** INSTRUCTIONS TO FOLLOW **
Repeat every entry word for word, but leave the images out of your copy.

Data about app and page elements:
----------

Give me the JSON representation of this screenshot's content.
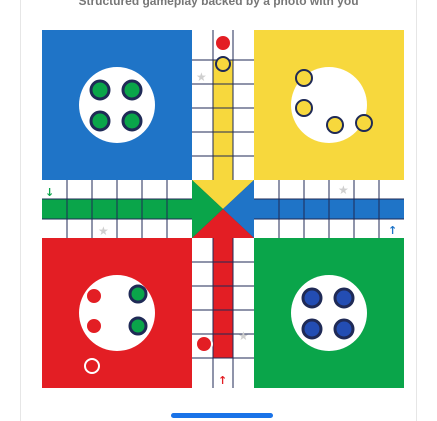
{
  "caption": "Structured gameplay backed by a photo with you",
  "board": {
    "colors": {
      "red": "#e31e24",
      "green": "#0aa54a",
      "yellow": "#f7d83d",
      "blue": "#1f74c7",
      "frame": "#1f2a56",
      "pawn_green": "#0aa54a",
      "pawn_blue": "#234db3"
    },
    "arrows": {
      "left": "➤",
      "right": "←",
      "up": "↑",
      "top_down": "↓"
    }
  }
}
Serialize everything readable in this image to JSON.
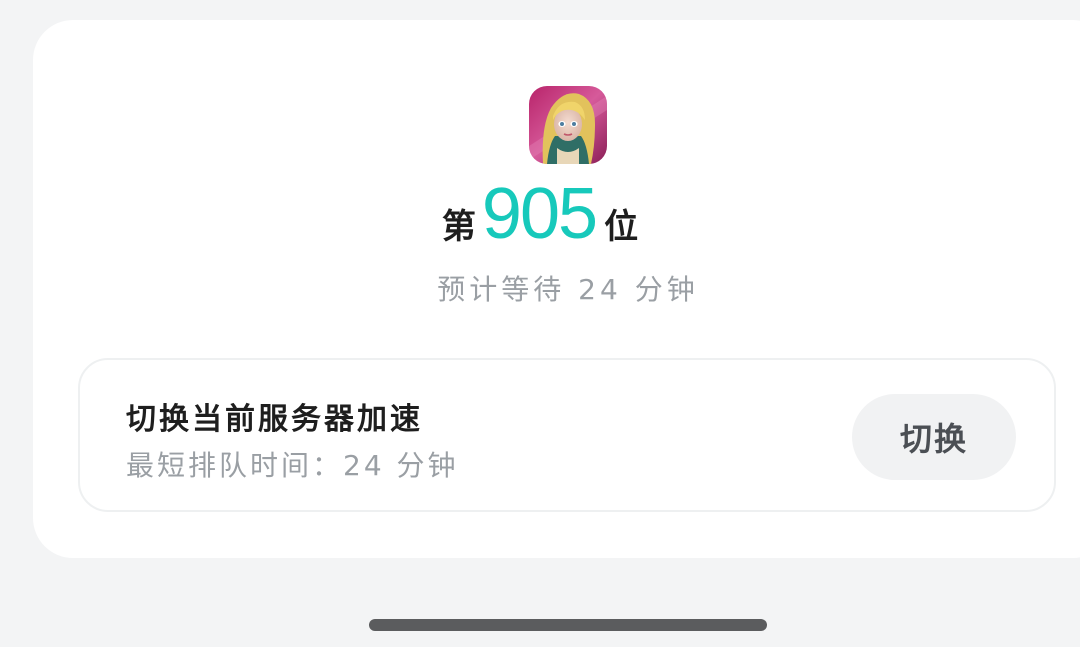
{
  "queue": {
    "rank_prefix": "第",
    "rank_number": "905",
    "rank_suffix": "位",
    "wait_text": "预计等待 24 分钟",
    "rank_color": "#17c9bb"
  },
  "game": {
    "icon": "game-character-avatar-icon"
  },
  "server": {
    "title": "切换当前服务器加速",
    "subtitle": "最短排队时间：24 分钟",
    "switch_label": "切换"
  }
}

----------

** WORKED SOLUTION **
Give me the JSON representation of this screenshot's content.
{
  "caption": "Structured gameplay backed by a photo with you",
  "board": {
    "colors": {
      "red": "#e31e24",
      "green": "#0aa54a",
      "yellow": "#f7d83d",
      "blue": "#1f74c7",
      "frame": "#1f2a56",
      "pawn_green": "#0aa54a",
      "pawn_blue": "#234db3"
    },
    "arrows": {
      "left": "➤",
      "right": "←",
      "up": "↑",
      "top_down": "↓"
    }
  }
}
Serialize everything readable in this image to JSON.
{
  "queue": {
    "rank_prefix": "第",
    "rank_number": "905",
    "rank_suffix": "位",
    "wait_text": "预计等待 24 分钟",
    "rank_color": "#17c9bb"
  },
  "game": {
    "icon": "game-character-avatar-icon"
  },
  "server": {
    "title": "切换当前服务器加速",
    "subtitle": "最短排队时间：24 分钟",
    "switch_label": "切换"
  }
}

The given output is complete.